The Cuyama Basin is one of several discrete, middle Cenozoic basins that formed a continental borderland in the coastal California province during the Miocene. The Monterey Formation is lithologically and stratigraphically complex. It varies widely in thickness, up to 4,500 ft (1,400 m), reflecting variable subsidence within the basin. Thinning over anticlines and the Cox fault zone suggests structural movement occurred contemporaneously with sedimentation, beginning in the late Saucesian (early Miocene). The age of the Monterey Formation also varies, becoming younger to the northwest. Areas of maximum subsidence migrated from southeast (Cuyama Valley) to northwest (northern La Panza Range). Schematic paleogeographic maps constructed on 4 time slices illustrate that the depositional history of the basin reflects these subsidence patterns and various depositional controls.

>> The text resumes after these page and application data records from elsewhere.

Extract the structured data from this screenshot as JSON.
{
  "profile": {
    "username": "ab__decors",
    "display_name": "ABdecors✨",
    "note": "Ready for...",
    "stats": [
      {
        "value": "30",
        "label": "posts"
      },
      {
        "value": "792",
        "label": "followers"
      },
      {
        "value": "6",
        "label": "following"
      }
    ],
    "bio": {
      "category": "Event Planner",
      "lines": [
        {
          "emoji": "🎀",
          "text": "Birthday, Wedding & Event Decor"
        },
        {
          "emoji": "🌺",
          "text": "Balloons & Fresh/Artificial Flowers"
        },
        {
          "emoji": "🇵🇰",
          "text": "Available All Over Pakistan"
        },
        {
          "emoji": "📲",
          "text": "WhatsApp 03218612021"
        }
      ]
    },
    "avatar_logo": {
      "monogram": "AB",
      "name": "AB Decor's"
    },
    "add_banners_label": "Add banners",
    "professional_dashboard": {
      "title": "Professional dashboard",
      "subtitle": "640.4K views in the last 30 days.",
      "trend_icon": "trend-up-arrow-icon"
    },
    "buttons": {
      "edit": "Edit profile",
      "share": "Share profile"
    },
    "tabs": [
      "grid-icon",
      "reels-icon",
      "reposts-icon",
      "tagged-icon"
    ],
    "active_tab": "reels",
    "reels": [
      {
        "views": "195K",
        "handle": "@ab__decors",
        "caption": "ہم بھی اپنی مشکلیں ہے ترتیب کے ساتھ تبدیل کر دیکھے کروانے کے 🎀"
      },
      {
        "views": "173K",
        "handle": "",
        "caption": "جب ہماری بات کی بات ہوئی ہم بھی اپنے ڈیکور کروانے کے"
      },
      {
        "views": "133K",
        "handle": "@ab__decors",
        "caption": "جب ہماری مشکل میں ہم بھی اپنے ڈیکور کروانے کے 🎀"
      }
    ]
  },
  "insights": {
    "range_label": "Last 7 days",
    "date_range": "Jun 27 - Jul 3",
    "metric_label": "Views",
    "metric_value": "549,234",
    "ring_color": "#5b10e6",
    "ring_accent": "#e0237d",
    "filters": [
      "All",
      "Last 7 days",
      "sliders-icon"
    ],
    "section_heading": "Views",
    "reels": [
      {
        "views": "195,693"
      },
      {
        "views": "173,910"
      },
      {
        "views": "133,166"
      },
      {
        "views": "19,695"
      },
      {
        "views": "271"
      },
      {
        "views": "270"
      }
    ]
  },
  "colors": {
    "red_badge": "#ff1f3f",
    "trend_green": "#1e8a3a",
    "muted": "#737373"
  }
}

Late Saucesian-Relizian (early Miocene) time is characterized by relatively low sea level, maximum subsidence in the southeast, and basinal sedimentation varying from calcareous biogenous sediments to sandy submarine fan deposits. Luisian-early Mohnian (middle Miocene) patterns reflect high sea level, maximum subsidence in the northwest, and basinal sediments of a calcareous or siliceous biogenous nature. Finally, the entire southern Salinian block shoaled to shallow marine or nonmarine conditions by the end of Mohnian (late Miocene) time.--Modified journal abstract.

You do not currently have access to this article.